Chris Tillman threw a no-hitter for Triple-A Norfolk last week, and Jake Arrieta is 2-1 with a 1.16 ERA for the Tides. The Markakis-Jones-Reimold outfield combination should be fine, and catcher Matt Wieters has markedly improved his work behind the plate under the tutelage of new Orioles bench coach Jeff Datz.
The big question is whether Trembley will be around when the team turns the corner. In the first few weeks he hovered between "hot seat'' and "death watch,'' with Bobby Valentine, Buck Showalter, Phil Garner, Bob Melvin and Orioles minor league coordinator Brian Graham all bandied around in baseball circles as potential replacements. But MacPhail refused to succumb to panic, and owner Peter Angelos seems disinclined to pay two managers' salaries with his team already down 11½ games in the AL East. At any rate, the Orioles turned down the heat a bit with their weekend sweep of Boston.
"Right now we're going to spend all of our energy and completely focus on making the player personnel as good as we can make it,'' MacPhail said. "We know what our problems are. Now we're going to go about trying to solve them.''
One person familiar with the Orioles' situation said Trembley took the managing job with "stars in his eyes'' after his lengthy tenure in the minors. Trembley assumed that big leaguers would approach the game with the same zeal as all those prospects he managed in Bowie and Daytona, and that they'd buy into the more structured approach he brought to the job. But he never played pro ball, and that's a handy crutch for players who want to tune out the manager when things go wrong. Trembley refrains from bashing players by name in the press, but he's too often rewarded with haphazard baserunning and inattentive play in the field.
"Dave has a lot of energy, and he's very positive about the players,'' said a scout. "But he was a nice guy there as a coach before he took the managing job. Then all of a sudden he had to be a general, and the players are like, 'What happened to the nice guy?'"
On the advice of Atlanta manager Bobby Cox, Trembley tries to steer clear of blogs, newspapers and Internet critiques of his managing mistakes and his team's poor play. Like Cox, he doesn't want to let a bad mood affect his relations in the clubhouse. Trembley has also told his wife, Patti, that it might be best to avoid attending games at Camden Yards until the team begins playing better and Baltimore fans aren't quite as upset.
Before Trembley meets the press after games, he takes a drink of water and a deep breath in his office and reminds himself to answer questions candidly and respectfully, with no trace of defensiveness. Anyone who's waiting for him to pull a Hal McRae and hurl a small appliance in a fit of rage will be disappointed.

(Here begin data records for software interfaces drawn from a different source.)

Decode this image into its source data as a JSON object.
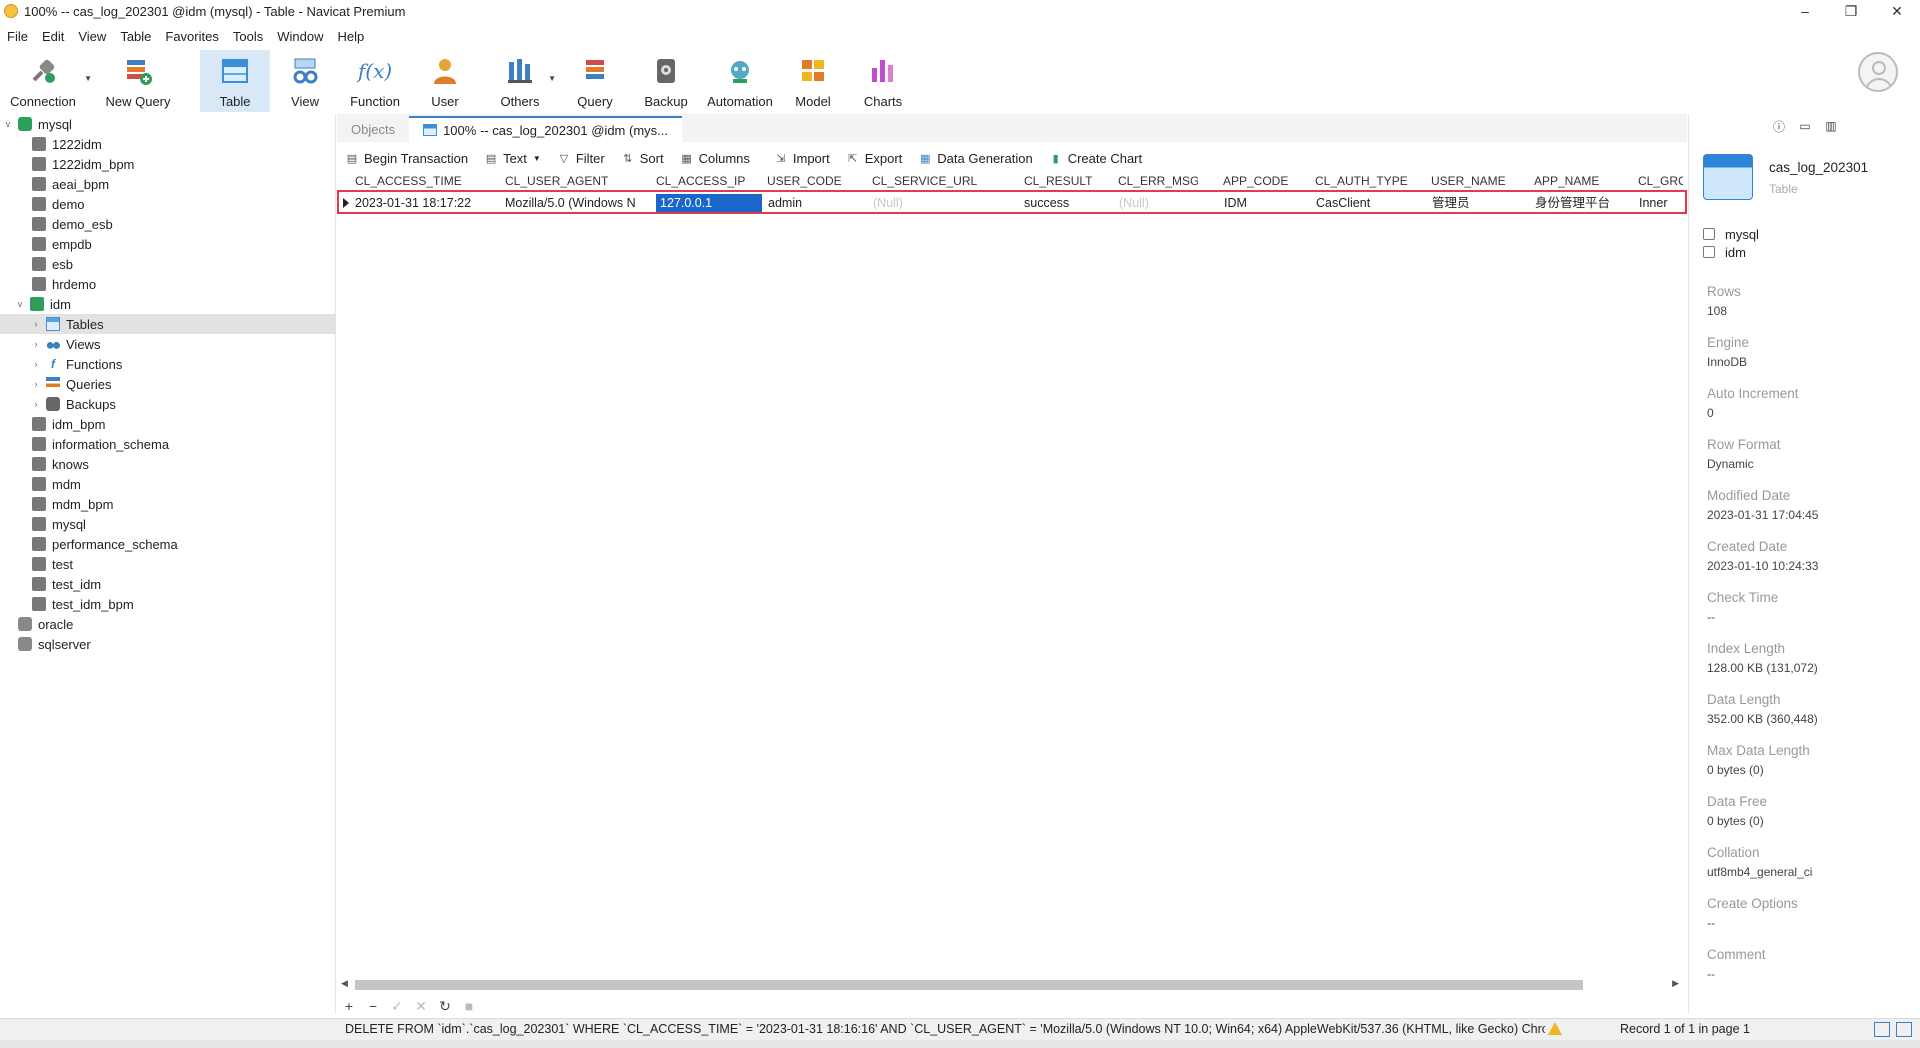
{
  "window": {
    "title": "100% -- cas_log_202301 @idm (mysql) - Table - Navicat Premium",
    "controls": [
      "–",
      "❐",
      "✕"
    ]
  },
  "menu": [
    "File",
    "Edit",
    "View",
    "Table",
    "Favorites",
    "Tools",
    "Window",
    "Help"
  ],
  "toolbar": {
    "buttons": [
      {
        "label": "Connection",
        "icon": "connection-icon"
      },
      {
        "label": "New Query",
        "icon": "new-query-icon"
      },
      {
        "label": "Table",
        "icon": "table-icon"
      },
      {
        "label": "View",
        "icon": "view-icon"
      },
      {
        "label": "Function",
        "icon": "function-icon"
      },
      {
        "label": "User",
        "icon": "user-icon"
      },
      {
        "label": "Others",
        "icon": "others-icon"
      },
      {
        "label": "Query",
        "icon": "query-icon"
      },
      {
        "label": "Backup",
        "icon": "backup-icon"
      },
      {
        "label": "Automation",
        "icon": "automation-icon"
      },
      {
        "label": "Model",
        "icon": "model-icon"
      },
      {
        "label": "Charts",
        "icon": "charts-icon"
      }
    ],
    "function_glyph": "f(x)"
  },
  "tree": [
    {
      "label": "mysql",
      "type": "conn",
      "expanded": true
    },
    {
      "label": "1222idm",
      "type": "db"
    },
    {
      "label": "1222idm_bpm",
      "type": "db"
    },
    {
      "label": "aeai_bpm",
      "type": "db"
    },
    {
      "label": "demo",
      "type": "db"
    },
    {
      "label": "demo_esb",
      "type": "db"
    },
    {
      "label": "empdb",
      "type": "db"
    },
    {
      "label": "esb",
      "type": "db"
    },
    {
      "label": "hrdemo",
      "type": "db"
    },
    {
      "label": "idm",
      "type": "db-green",
      "expanded": true
    },
    {
      "label": "Tables",
      "type": "tables",
      "selected": true
    },
    {
      "label": "Views",
      "type": "views"
    },
    {
      "label": "Functions",
      "type": "funcs"
    },
    {
      "label": "Queries",
      "type": "queries"
    },
    {
      "label": "Backups",
      "type": "backups"
    },
    {
      "label": "idm_bpm",
      "type": "db"
    },
    {
      "label": "information_schema",
      "type": "db"
    },
    {
      "label": "knows",
      "type": "db"
    },
    {
      "label": "mdm",
      "type": "db"
    },
    {
      "label": "mdm_bpm",
      "type": "db"
    },
    {
      "label": "mysql",
      "type": "db"
    },
    {
      "label": "performance_schema",
      "type": "db"
    },
    {
      "label": "test",
      "type": "db"
    },
    {
      "label": "test_idm",
      "type": "db"
    },
    {
      "label": "test_idm_bpm",
      "type": "db"
    },
    {
      "label": "oracle",
      "type": "conn-gray"
    },
    {
      "label": "sqlserver",
      "type": "conn-gray"
    }
  ],
  "tabs": {
    "objects": "Objects",
    "active": "100% -- cas_log_202301 @idm (mys..."
  },
  "object_toolbar": [
    {
      "label": "Begin Transaction",
      "icon": "transaction-icon"
    },
    {
      "label": "Text",
      "icon": "text-icon",
      "dropdown": true
    },
    {
      "label": "Filter",
      "icon": "filter-icon"
    },
    {
      "label": "Sort",
      "icon": "sort-icon"
    },
    {
      "label": "Columns",
      "icon": "columns-icon"
    },
    {
      "label": "Import",
      "icon": "import-icon"
    },
    {
      "label": "Export",
      "icon": "export-icon"
    },
    {
      "label": "Data Generation",
      "icon": "data-generation-icon"
    },
    {
      "label": "Create Chart",
      "icon": "create-chart-icon"
    }
  ],
  "table": {
    "columns": [
      "CL_ACCESS_TIME",
      "CL_USER_AGENT",
      "CL_ACCESS_IP",
      "USER_CODE",
      "CL_SERVICE_URL",
      "CL_RESULT",
      "CL_ERR_MSG",
      "APP_CODE",
      "CL_AUTH_TYPE",
      "USER_NAME",
      "APP_NAME",
      "CL_GRC"
    ],
    "rows": [
      [
        "2023-01-31 18:17:22",
        "Mozilla/5.0 (Windows N",
        "127.0.0.1",
        "admin",
        "(Null)",
        "success",
        "(Null)",
        "IDM",
        "CasClient",
        "管理员",
        "身份管理平台",
        "Inner"
      ]
    ]
  },
  "pager": {
    "page": "1",
    "controls": [
      "⏮",
      "←",
      "→",
      "⏭",
      "⚙"
    ]
  },
  "status": {
    "sql": "DELETE FROM `idm`.`cas_log_202301` WHERE `CL_ACCESS_TIME` = '2023-01-31 18:16:16' AND `CL_USER_AGENT` = 'Mozilla/5.0 (Windows NT 10.0; Win64; x64) AppleWebKit/537.36 (KHTML, like Gecko) Chro",
    "record": "Record 1 of 1 in page 1"
  },
  "info": {
    "table_name": "cas_log_202301",
    "table_type": "Table",
    "connection": "mysql",
    "database": "idm",
    "properties": [
      {
        "label": "Rows",
        "value": "108"
      },
      {
        "label": "Engine",
        "value": "InnoDB"
      },
      {
        "label": "Auto Increment",
        "value": "0"
      },
      {
        "label": "Row Format",
        "value": "Dynamic"
      },
      {
        "label": "Modified Date",
        "value": "2023-01-31 17:04:45"
      },
      {
        "label": "Created Date",
        "value": "2023-01-10 10:24:33"
      },
      {
        "label": "Check Time",
        "value": "--"
      },
      {
        "label": "Index Length",
        "value": "128.00 KB (131,072)"
      },
      {
        "label": "Data Length",
        "value": "352.00 KB (360,448)"
      },
      {
        "label": "Max Data Length",
        "value": "0 bytes (0)"
      },
      {
        "label": "Data Free",
        "value": "0 bytes (0)"
      },
      {
        "label": "Collation",
        "value": "utf8mb4_general_ci"
      },
      {
        "label": "Create Options",
        "value": "--"
      },
      {
        "label": "Comment",
        "value": "--"
      }
    ]
  },
  "colors": {
    "accent": "#3b7fc4",
    "highlight_border": "#e23a4f",
    "selected_cell": "#1a66c9"
  }
}
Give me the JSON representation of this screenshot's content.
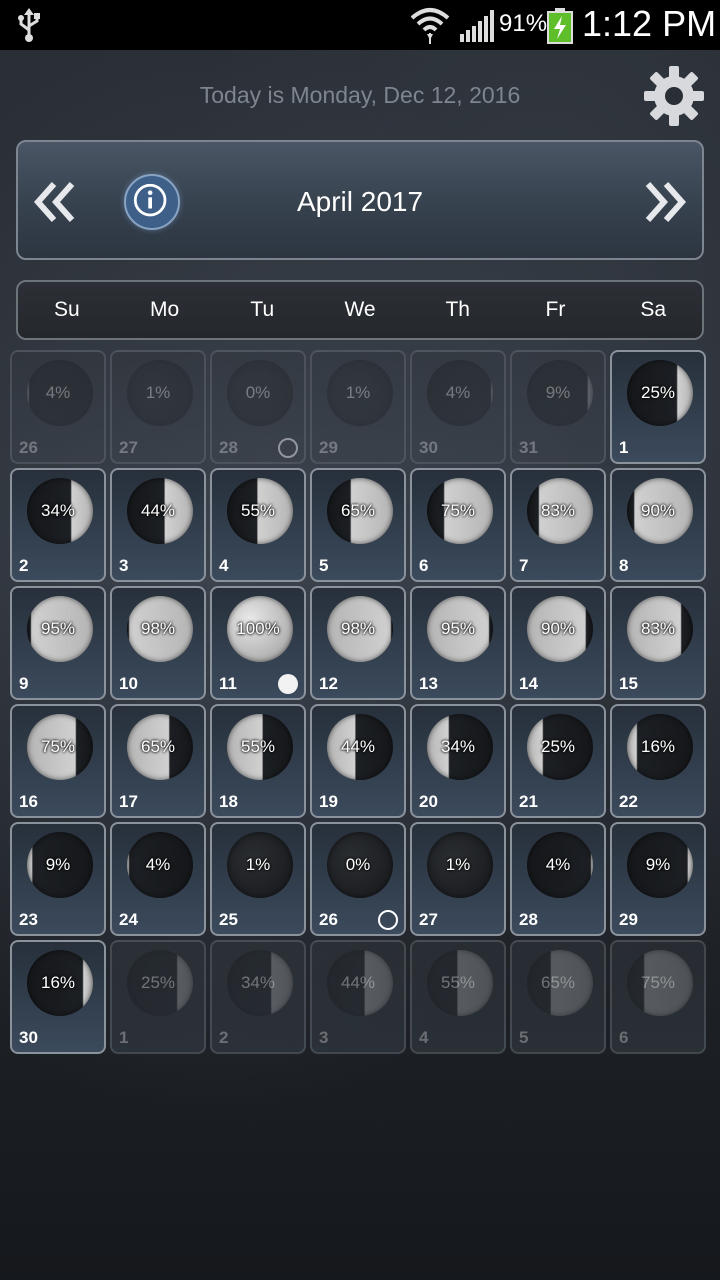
{
  "status_bar": {
    "battery_percent": "91%",
    "time": "1:12 PM",
    "icons": [
      "usb-icon",
      "wifi-icon",
      "signal-icon",
      "battery-charging-icon"
    ]
  },
  "header": {
    "today_label": "Today is Monday, Dec 12, 2016",
    "settings_icon": "gear-icon"
  },
  "month_nav": {
    "title": "April 2017",
    "prev_icon": "double-chevron-left-icon",
    "next_icon": "double-chevron-right-icon",
    "info_icon": "info-icon"
  },
  "weekdays": [
    "Su",
    "Mo",
    "Tu",
    "We",
    "Th",
    "Fr",
    "Sa"
  ],
  "days": [
    {
      "day": "26",
      "pct": "4%",
      "current": false,
      "waxing": false
    },
    {
      "day": "27",
      "pct": "1%",
      "current": false,
      "waxing": false
    },
    {
      "day": "28",
      "pct": "0%",
      "current": false,
      "waxing": false,
      "marker": "new"
    },
    {
      "day": "29",
      "pct": "1%",
      "current": false,
      "waxing": true
    },
    {
      "day": "30",
      "pct": "4%",
      "current": false,
      "waxing": true
    },
    {
      "day": "31",
      "pct": "9%",
      "current": false,
      "waxing": true
    },
    {
      "day": "1",
      "pct": "25%",
      "current": true,
      "waxing": true
    },
    {
      "day": "2",
      "pct": "34%",
      "current": true,
      "waxing": true
    },
    {
      "day": "3",
      "pct": "44%",
      "current": true,
      "waxing": true
    },
    {
      "day": "4",
      "pct": "55%",
      "current": true,
      "waxing": true
    },
    {
      "day": "5",
      "pct": "65%",
      "current": true,
      "waxing": true
    },
    {
      "day": "6",
      "pct": "75%",
      "current": true,
      "waxing": true
    },
    {
      "day": "7",
      "pct": "83%",
      "current": true,
      "waxing": true
    },
    {
      "day": "8",
      "pct": "90%",
      "current": true,
      "waxing": true
    },
    {
      "day": "9",
      "pct": "95%",
      "current": true,
      "waxing": true
    },
    {
      "day": "10",
      "pct": "98%",
      "current": true,
      "waxing": true
    },
    {
      "day": "11",
      "pct": "100%",
      "current": true,
      "waxing": true,
      "marker": "full"
    },
    {
      "day": "12",
      "pct": "98%",
      "current": true,
      "waxing": false
    },
    {
      "day": "13",
      "pct": "95%",
      "current": true,
      "waxing": false
    },
    {
      "day": "14",
      "pct": "90%",
      "current": true,
      "waxing": false
    },
    {
      "day": "15",
      "pct": "83%",
      "current": true,
      "waxing": false
    },
    {
      "day": "16",
      "pct": "75%",
      "current": true,
      "waxing": false
    },
    {
      "day": "17",
      "pct": "65%",
      "current": true,
      "waxing": false
    },
    {
      "day": "18",
      "pct": "55%",
      "current": true,
      "waxing": false
    },
    {
      "day": "19",
      "pct": "44%",
      "current": true,
      "waxing": false
    },
    {
      "day": "20",
      "pct": "34%",
      "current": true,
      "waxing": false
    },
    {
      "day": "21",
      "pct": "25%",
      "current": true,
      "waxing": false
    },
    {
      "day": "22",
      "pct": "16%",
      "current": true,
      "waxing": false
    },
    {
      "day": "23",
      "pct": "9%",
      "current": true,
      "waxing": false
    },
    {
      "day": "24",
      "pct": "4%",
      "current": true,
      "waxing": false
    },
    {
      "day": "25",
      "pct": "1%",
      "current": true,
      "waxing": false
    },
    {
      "day": "26",
      "pct": "0%",
      "current": true,
      "waxing": false,
      "marker": "new"
    },
    {
      "day": "27",
      "pct": "1%",
      "current": true,
      "waxing": true
    },
    {
      "day": "28",
      "pct": "4%",
      "current": true,
      "waxing": true
    },
    {
      "day": "29",
      "pct": "9%",
      "current": true,
      "waxing": true
    },
    {
      "day": "30",
      "pct": "16%",
      "current": true,
      "waxing": true
    },
    {
      "day": "1",
      "pct": "25%",
      "current": false,
      "waxing": true
    },
    {
      "day": "2",
      "pct": "34%",
      "current": false,
      "waxing": true
    },
    {
      "day": "3",
      "pct": "44%",
      "current": false,
      "waxing": true
    },
    {
      "day": "4",
      "pct": "55%",
      "current": false,
      "waxing": true
    },
    {
      "day": "5",
      "pct": "65%",
      "current": false,
      "waxing": true
    },
    {
      "day": "6",
      "pct": "75%",
      "current": false,
      "waxing": true
    }
  ]
}
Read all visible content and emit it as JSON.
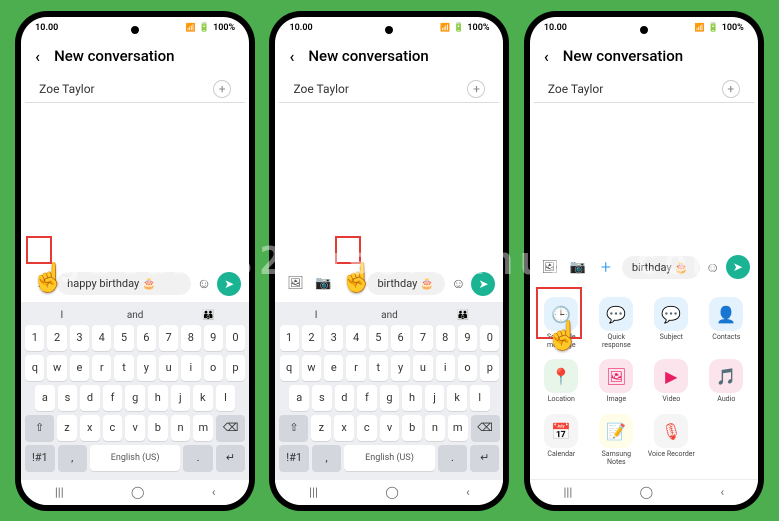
{
  "status": {
    "time": "10.00",
    "battery": "100%"
  },
  "header": {
    "title": "New conversation"
  },
  "recipient": {
    "name": "Zoe Taylor"
  },
  "compose": {
    "text_full": "happy birthday 🎂",
    "text_short": "birthday 🎂"
  },
  "suggestions": {
    "s1": "I",
    "s2": "and",
    "s3": "👪"
  },
  "keyboard": {
    "row1": [
      "1",
      "2",
      "3",
      "4",
      "5",
      "6",
      "7",
      "8",
      "9",
      "0"
    ],
    "row2": [
      "q",
      "w",
      "e",
      "r",
      "t",
      "y",
      "u",
      "i",
      "o",
      "p"
    ],
    "row3": [
      "a",
      "s",
      "d",
      "f",
      "g",
      "h",
      "j",
      "k",
      "l"
    ],
    "row4_shift": "⇧",
    "row4": [
      "z",
      "x",
      "c",
      "v",
      "b",
      "n",
      "m"
    ],
    "row4_del": "⌫",
    "row5_sym": "!#1",
    "row5_space": "English (US)",
    "row5_comma": ",",
    "row5_dot": "."
  },
  "attach": {
    "items": [
      {
        "label": "Schedule message",
        "bg": "ic-blue-bg",
        "glyph": "🕒",
        "color": "#2196f3"
      },
      {
        "label": "Quick response",
        "bg": "ic-blue-bg",
        "glyph": "💬",
        "color": "#2196f3"
      },
      {
        "label": "Subject",
        "bg": "ic-blue-bg",
        "glyph": "💬",
        "color": "#2196f3"
      },
      {
        "label": "Contacts",
        "bg": "ic-blue-bg",
        "glyph": "👤",
        "color": "#2196f3"
      },
      {
        "label": "Location",
        "bg": "ic-green-bg",
        "glyph": "📍",
        "color": "#4caf50"
      },
      {
        "label": "Image",
        "bg": "ic-pink-bg",
        "glyph": "🖼",
        "color": "#e91e63"
      },
      {
        "label": "Video",
        "bg": "ic-pink-bg",
        "glyph": "▶",
        "color": "#e91e63"
      },
      {
        "label": "Audio",
        "bg": "ic-pink-bg",
        "glyph": "🎵",
        "color": "#e91e63"
      },
      {
        "label": "Calendar",
        "bg": "ic-gray-bg",
        "glyph": "📅",
        "color": "#666"
      },
      {
        "label": "Samsung Notes",
        "bg": "ic-yellow-bg",
        "glyph": "📝",
        "color": "#f9a825"
      },
      {
        "label": "Voice Recorder",
        "bg": "ic-gray-bg",
        "glyph": "🎙",
        "color": "#f44336"
      }
    ]
  },
  "watermark": "galaxys23usermanual.com"
}
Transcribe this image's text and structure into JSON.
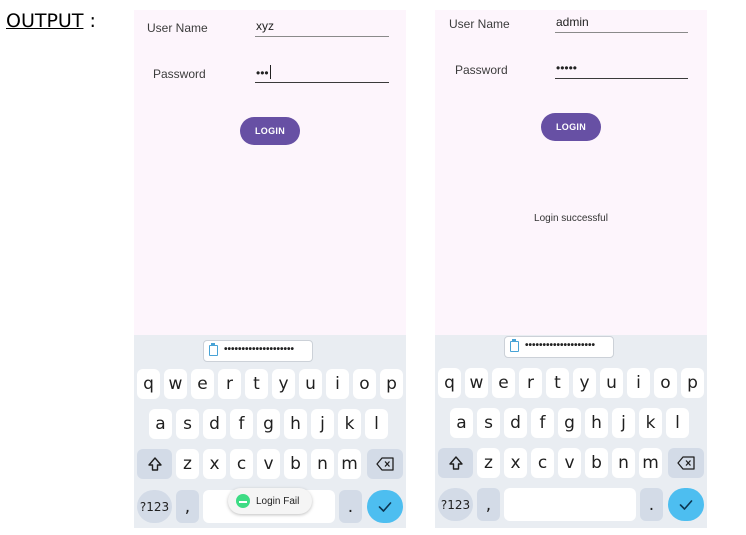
{
  "output_label": "OUTPUT",
  "output_colon": " :",
  "left": {
    "username_label": "User Name",
    "username_value": "xyz",
    "password_label": "Password",
    "password_value": "•••",
    "login_button": "LOGIN",
    "clipboard_text": "••••••••••••••••••••",
    "toast_text": "Login Fail"
  },
  "right": {
    "username_label": "User Name",
    "username_value": "admin",
    "password_label": "Password",
    "password_value": "•••••",
    "login_button": "LOGIN",
    "status_text": "Login successful",
    "clipboard_text": "••••••••••••••••••••"
  },
  "keyboard": {
    "row1": [
      "q",
      "w",
      "e",
      "r",
      "t",
      "y",
      "u",
      "i",
      "o",
      "p"
    ],
    "row2": [
      "a",
      "s",
      "d",
      "f",
      "g",
      "h",
      "j",
      "k",
      "l"
    ],
    "row3": [
      "z",
      "x",
      "c",
      "v",
      "b",
      "n",
      "m"
    ],
    "symbols_key": "?123",
    "comma_key": ",",
    "period_key": ".",
    "shift_icon": "shift-icon",
    "backspace_icon": "backspace-icon",
    "enter_icon": "checkmark-icon"
  },
  "colors": {
    "button": "#6750a4",
    "app_background": "#fdf5fc",
    "keyboard_background": "#e9edf2",
    "enter_key": "#4dbef0"
  }
}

"To be perfectly honest, if anybody tells you they don't think about it and it doesn't bother them, I don't think they're telling the truth,'' Trembley said when asked about his job status. "But I do think there's a way to handle it. I never hide in my room.
"You can't point fingers, you can't make excuses and you can't feel sorry for yourself. I understand very clearly about accountability and responsibility. If I fail -- if I make mistakes -- I'll admit it. But everybody has to be accountable. It's not just the manager. It's the players as well.''
Each Friday, Trembley appears on a local radio station to offer his take on the Orioles' performance. The routine wasn't much fun in April.
"I told the people there, 'I can't wait to go on your radio show when we've won seven in a row, because I'm going to be the same guy that I've been when we've lost seven or nine in a row. I just hope your questions are the same,'" Trembley said.
Of course, questions are never an issue where Orioles baseball is concerned. The challenge, as always, is finding the right answers.